“You have my money.” Shrike said. “I’m here, you said you were willing to operate. There's a good chance I'll die anyway, given what's happened to me. This surgery is my one chance. If I die then it's no loss. I'm already dead anyway, in more ways than one. But if I live?" She let the implication hang in the air. These implants, in conjuction, would make her more than human. She'd have abilities you only saw in a dime novel.
He looked at her a moment before setting the chart aside. “Very well. I’ll call the nurse in. Let’s begin.”
Shrike closed her eyes and lay back.
Shrike stood out in front of Vault 21, silhouetted by a street light, stone still, frozen in memory. She flexed her right hand, opening and closing her glove, regaining her hold on reality as the flashbacks faded. There were times she found herself locked in her memories. She couldn’t fight them. They came and went on their own. The ones that came when she was alone and rested were different than when she was in a fight. When she was alone it was like watching a movie, like someone else was playing back her life before her eyes, someone else doing everything she did. It was surreal and made her feel out of control, as if she wasn't the one deciding the path her life took.
When it a fight, it was a similar loss of control, but always the same memory and she felt as if she was reliving it all over again. She was back in that tower in the Boneyard. She was terrified. Bloodied. Angry. And the only way forward was to kill. That was the memory that came in a fight. It was what drove her. It was that moment when she’d been driven low, on the verge of death, when who she’d been had died and in her place Shrike had arisen. There was only Shrike now. And Shrike was a creature that fed on vengeance. Fed on vengeance and fueled by a cold, smouldering rage.
Shrike headed inside Vault 21. The interior was that of a budget hotel. Beneath was a former Vault, but that was not Shrike’s destination.
Sarah Weintraub, the owner and operator, looked up from the front desk. She saw Shrike and seemed to sense something was wrong right away. Shrike had that effect on people. Sarah reached for something underneath the counter but before she could pull it out Shrike had sent a shockwave at her. It caught her in the chest and threw her backwards, across the room.
Shrike strode around the counter. A pistol had landed near Sarah—she’d likely had a finger around it before she’d been thrown—and Shrike kicked it away.
“Hello, Sarah.” She said. “I’m Shrike.”
The woman must’ve heard of Shrike by now for she grew very pale. Had Shrike been here she would’ve felt pity for that woman. But she wasn’t. She was back in Los Angeles as the man sunk his knife through her face, carved her open. She was bleeding out on the floor, dying.
Shrike crouched down next to Sarah. “I’m going to kill you.” Shrike informed her as if it was an unfortunate eventuality. “You can thank Josey Wales."

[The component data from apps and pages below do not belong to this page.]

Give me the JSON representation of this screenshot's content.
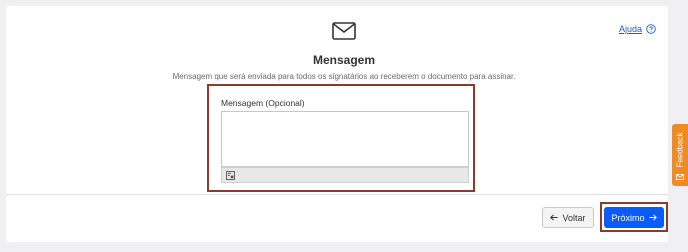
{
  "header": {
    "help_label": "Ajuda",
    "title": "Mensagem",
    "subtitle": "Mensagem que será enviada para todos os signatários ao receberem o documento para assinar."
  },
  "message_field": {
    "label": "Mensagem (Opcional)",
    "value": ""
  },
  "footer": {
    "back_label": "Voltar",
    "next_label": "Próximo"
  },
  "feedback": {
    "label": "Feedback"
  },
  "icons": {
    "envelope": "envelope-icon",
    "help": "question-circle-icon",
    "back": "arrow-left-icon",
    "next": "arrow-right-icon",
    "toolbar": "format-icon",
    "feedback": "feedback-icon"
  },
  "colors": {
    "primary": "#0a5cf5",
    "link": "#1a5fd1",
    "highlight": "#8b3a2e",
    "feedback": "#f08a24"
  }
}
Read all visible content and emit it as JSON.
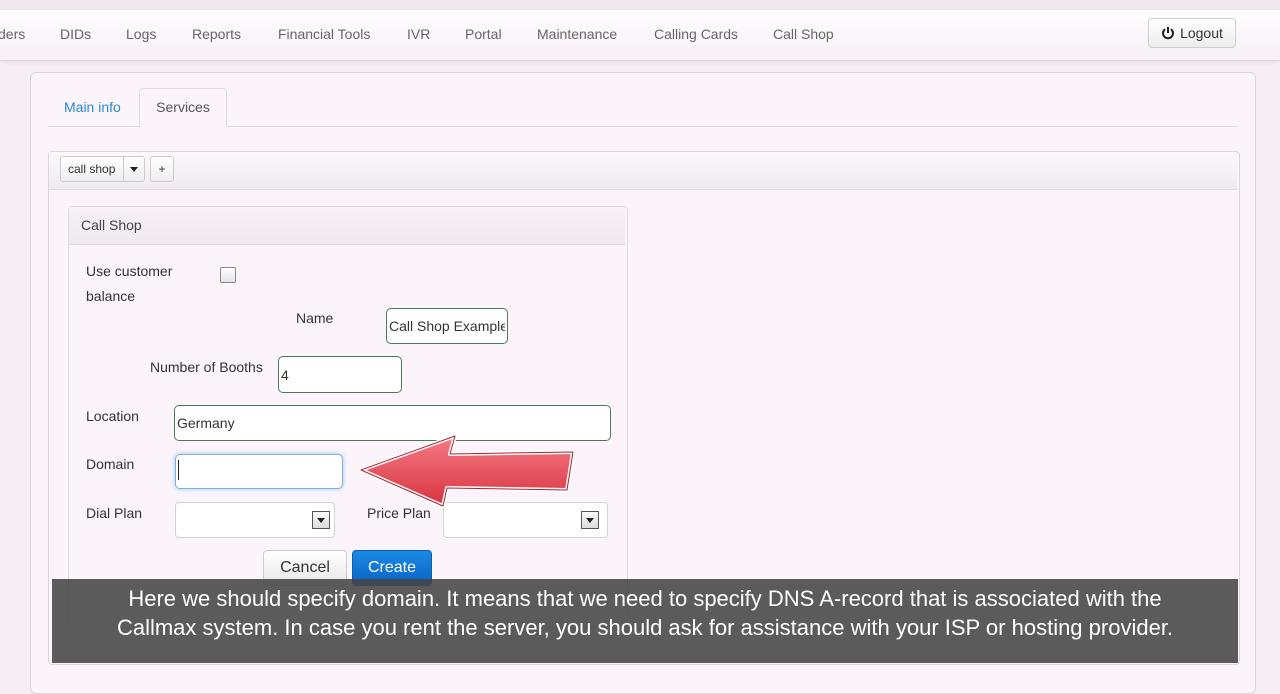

That only seemed to confuse her. "Jose...?"
"Your death will hurt him." Shrike continued. "And after that I’m going to kill your brother and then Josey and then everyone else in that tower. I won’t enjoy it, but it needs to be done.”
Sarah looked Shrike straight on. She was afraid, but Shrike could see she had backbone. “Fuck you.”
Shrike smirked. She rose to her full height and lifted a boot. “About what I expected.” She brought her heel down on Sarah’s neck with a crunch.
It was the next morning she met Randall at North Vegas Square. He stood outside the Gray, leaning next to the building’s front door. He was running a whet stone along the blade of his knife and sheathed it as she approached.
“You got everything in position?” He called to her.
“Yes. This evening you’ll go to the tower. I will be here. Josey will leave for me and you will kill the remaining five.”
“I ain’t taking them all on my own, lady. One of ‘ems a mutant and the other’s Enclave.”
“I’m aware of that.” Shrike told him. “That’s why you’ll have inside help.”